THE TURNIP TRUCK PARTNERS WITH GLENCLIFF HIGH SCHOOL ACADEMY
Glencliff High School is one of the most diverse schools in the state of Tennessee. Their student population is made up of over 42 different nationalities and 26 languages. This diversity makes Glencliff a very unique and exciting community to teach and learn. The administration and staff at Glencliff embrace the changing demographics of the community and set high expectations for student performance and behavior. The Turnip Truck was privileged to experience this first hand in March when a group of students from Glencliff’s Culinary Arts Academy Program came to visit.
In the fall of 2008, Glencliff High School implemented career academies as a part of their high school program. They have three career academies including The Academy of Medical Science Research which includes the Culinary Arts program. The Culinary Arts program teaches students about the importance of nutrition, teaches them how to cook, serve, and run a restaurant in the high school under the direction of Chef Alyce Scrivner. Business and community involvement is critical to the success of the Academies of Nashville. Connections formed are beneficial to both the students and the community.

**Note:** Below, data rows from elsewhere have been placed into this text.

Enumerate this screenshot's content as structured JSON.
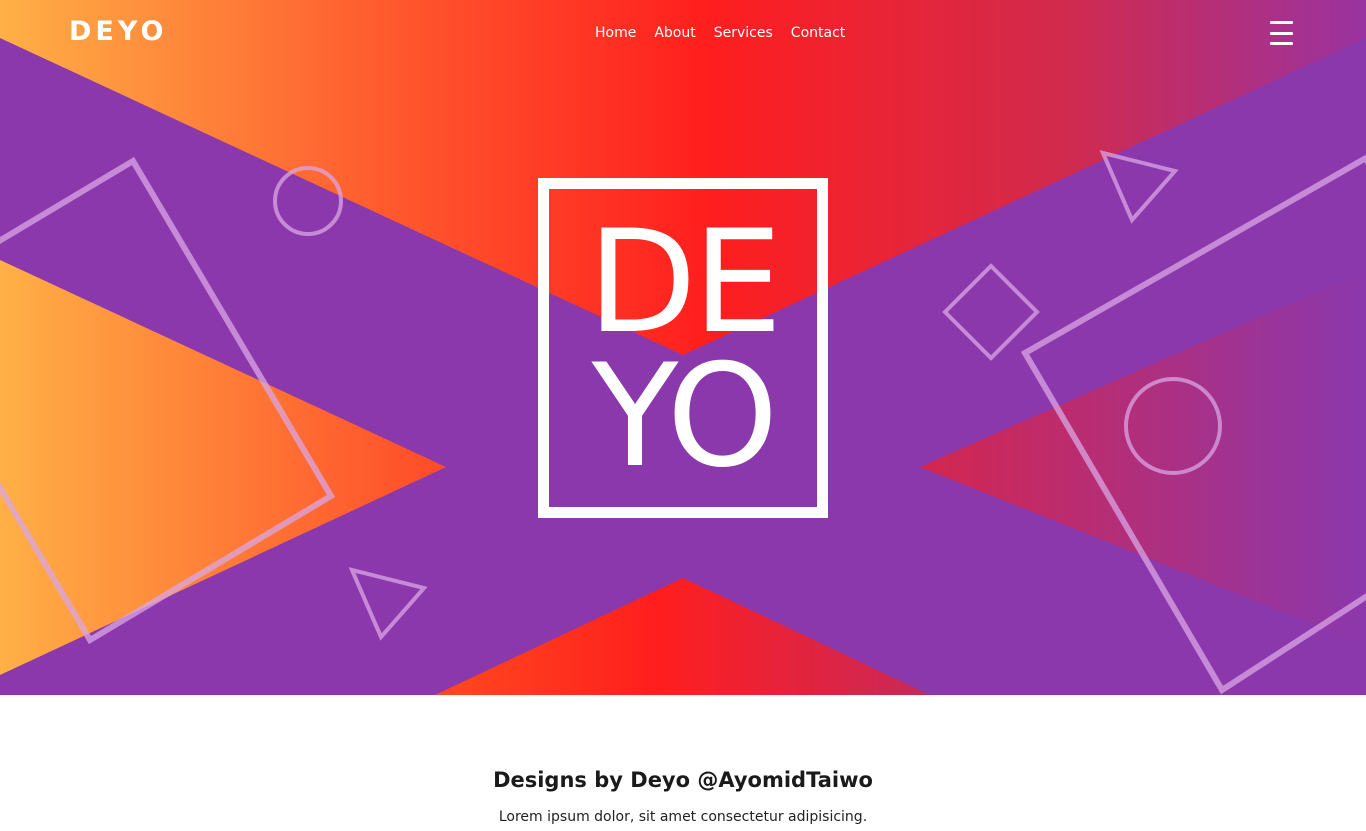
{
  "header": {
    "logo_text": "DEYO",
    "nav": [
      {
        "label": "Home"
      },
      {
        "label": "About"
      },
      {
        "label": "Services"
      },
      {
        "label": "Contact"
      }
    ],
    "menu_icon": "hamburger-menu-icon"
  },
  "hero": {
    "logo_line1": "DE",
    "logo_line2": "YO",
    "colors": {
      "purple": "#8B38AD",
      "red": "#FF1E1E",
      "orange": "#FFB046",
      "outline": "#D9A6E4"
    }
  },
  "section": {
    "title": "Designs by Deyo @AyomidTaiwo",
    "text": "Lorem ipsum dolor, sit amet consectetur adipisicing."
  }
}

In January, after an overview meeting with Chaney Mosley, Director of Academies of Nashville, and Jill Peeples, an Academy Coach at Glencliff, The Turnip Truck was invited to come out to Glencliff High School for lunch at the Southern Tea Room, their student-run restaurant. Turnip Truckers Chris Felder and Kathryn Johnson went and met with the students and Chef Alyce Scrivner, and were totally inspired by this wonderful group of young chefs. A dialogue started and a partnership began.
The Turnip Truck was thrilled to have a few of the students come for a tour and lunch at our Gulch location on March 19th. Some of them had never been in a natural foods market before and they had a world of new food options open up to them with fresh juices, alternative grains, bulk bins, and organic produce. We were excited to hear about the work they had recently done creating menus for patients on dialysis, food competitions they have won, their own personal relationships with food, and their career plans upon graduation.
We look forward to working with them again and are so excited to get to see first hand, the positive impact food has on these high school students and how they share their knowledge with others.
THE PRICE OF ORGANIC PRODUCE
Perhaps the question that we all hear most often in the Natural Food Industry is, "why do organic foods typically cost more than their conventional counterparts?" This is a very legitimate question, especially in today’s economic environment. One of our organic suppliers, Albert’s Organics breaks it down in an easy to understand way. We thought we’d share it with you.
Organic Greens from Eaton Creek Organics. Photo by D.A. D’Elia.
- Cost factors such as growing, harvesting, storage and transportation are generally higher for organically produced foods, as farmers must meet stricter regulations governing all of the mandatory steps. As a result, the process of organic farming is more labor and management- intensive, which results in higher costs.
- Because organic growers do not use toxic chemicals, more labor (and thus a higher cost) is required to deal with weeds and pests in their fields. Organic agriculture tends to be on a smaller scale than conventional farming and thus organic farmers tend to pay more per acre to produce their crops - this according to Dave Decou of Organically Grown Company.
- Because of their size, organic farmers can often face added distribution costs. There are typically many more stops and deliveries in the distribution of organic food than with conventional.
- Historically, organic farmers have not received federal subsidies or price supports for their crops.
- If organic farmers dropped their prices across the board to match conventional products, we would run the risk that some of the steps taken to nurture the soil may be side-stepped. If this happens, their farms will not remain sustainable in the long run.
Organic Kolrabi and Turnips from Delvin Farms. Photo by D.A. D’Elia.
It is very important to think of the long-term impacts of choosing organics. There is mounting evidence that if all of the indirect costs of conventional agricultural production over time, including clean up costs due to pesticides in our water and soil, loss of soil and medical costs due to illness from pesticides were factored in, that organic foods would actually cost less.